Moya here. I, along with some other folks who watched the last episode of the Misadventures of Awkward Black Girl, my favorite web show, were jarred with the use of a particular slur that’s generally directed at trans women. We wrote an open letter voicing our concerns and I posted it to the CFC tumblr. Since then some folks thought, my bad, that the CFC wrote this letter together. No, just me, forever letter writer, and instigator.
You’d think that previous experience would teach me that my critiques of pop culture are often misread and that I should expect a clap back. I honestly thought this would be different because the letter writers were coming from a place of love and appreciation. We were/are fans. Since the first episode we’ve been saying “You get me!” And I think that’s why we were hopeful that a letter like ours, with a non-demonizing tone, might be a welcome invitation to consider how folks are taking in some of the comedic material.
I totally believe in free speech in folks saying whatever they feel. Folks have the right always to create what they want to and use whatever language works for them. But doesn’t that mean I/we have the right to respond? I’m not trying to create a world where people have to speak a certain way, where language is policed. But doesn’t creative license necessarily generate feedback and reception? In the Brilliant word of CF Crunktastic, “When did love ever mean the absence of critique?”
I signed my name because I want to be accountable for the impact of my words on others.
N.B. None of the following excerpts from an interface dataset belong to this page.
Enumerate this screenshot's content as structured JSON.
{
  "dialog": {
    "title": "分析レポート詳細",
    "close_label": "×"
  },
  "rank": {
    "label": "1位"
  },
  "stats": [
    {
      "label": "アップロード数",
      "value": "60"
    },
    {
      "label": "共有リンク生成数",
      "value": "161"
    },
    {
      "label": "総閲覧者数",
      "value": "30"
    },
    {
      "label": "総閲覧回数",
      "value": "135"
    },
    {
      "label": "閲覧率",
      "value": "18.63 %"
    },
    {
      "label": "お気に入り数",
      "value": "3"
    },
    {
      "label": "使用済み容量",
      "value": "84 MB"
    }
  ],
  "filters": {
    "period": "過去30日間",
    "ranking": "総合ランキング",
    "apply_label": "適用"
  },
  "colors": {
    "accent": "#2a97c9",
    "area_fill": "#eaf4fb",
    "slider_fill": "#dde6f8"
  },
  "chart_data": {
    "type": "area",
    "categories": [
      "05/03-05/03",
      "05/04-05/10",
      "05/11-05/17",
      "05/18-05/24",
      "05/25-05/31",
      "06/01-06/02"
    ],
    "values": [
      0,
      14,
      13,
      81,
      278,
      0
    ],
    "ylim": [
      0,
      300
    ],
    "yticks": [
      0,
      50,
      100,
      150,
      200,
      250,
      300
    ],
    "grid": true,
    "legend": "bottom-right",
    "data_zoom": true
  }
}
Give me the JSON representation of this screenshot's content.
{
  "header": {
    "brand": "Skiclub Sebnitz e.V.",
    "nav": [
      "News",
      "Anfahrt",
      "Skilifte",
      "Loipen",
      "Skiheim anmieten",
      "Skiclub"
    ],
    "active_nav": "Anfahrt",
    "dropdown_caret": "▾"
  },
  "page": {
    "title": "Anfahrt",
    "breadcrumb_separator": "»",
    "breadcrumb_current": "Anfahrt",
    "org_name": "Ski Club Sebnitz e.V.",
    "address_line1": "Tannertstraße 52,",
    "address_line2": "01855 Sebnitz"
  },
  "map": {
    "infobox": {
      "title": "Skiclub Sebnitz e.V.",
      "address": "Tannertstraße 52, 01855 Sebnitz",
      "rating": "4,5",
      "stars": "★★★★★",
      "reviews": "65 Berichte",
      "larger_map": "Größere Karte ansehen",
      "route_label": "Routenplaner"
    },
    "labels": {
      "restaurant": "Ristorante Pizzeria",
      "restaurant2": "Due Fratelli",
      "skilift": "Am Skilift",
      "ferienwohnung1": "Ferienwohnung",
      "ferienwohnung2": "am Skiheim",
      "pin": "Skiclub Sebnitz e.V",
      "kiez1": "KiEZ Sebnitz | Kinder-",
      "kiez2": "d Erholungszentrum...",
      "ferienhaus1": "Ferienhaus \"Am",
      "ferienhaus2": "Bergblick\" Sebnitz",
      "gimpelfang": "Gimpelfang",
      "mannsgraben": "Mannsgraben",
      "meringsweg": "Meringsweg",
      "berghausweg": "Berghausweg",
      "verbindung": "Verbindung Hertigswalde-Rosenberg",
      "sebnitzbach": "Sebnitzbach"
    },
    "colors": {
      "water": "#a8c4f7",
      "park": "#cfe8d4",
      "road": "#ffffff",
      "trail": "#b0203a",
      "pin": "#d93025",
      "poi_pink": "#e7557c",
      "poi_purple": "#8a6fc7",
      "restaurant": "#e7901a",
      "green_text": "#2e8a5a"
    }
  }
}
I’m only asking that others be open to hearing when that impact happens.
So much love,
P.S. For more context and discussion please check the tumblr and the CFC facebook page.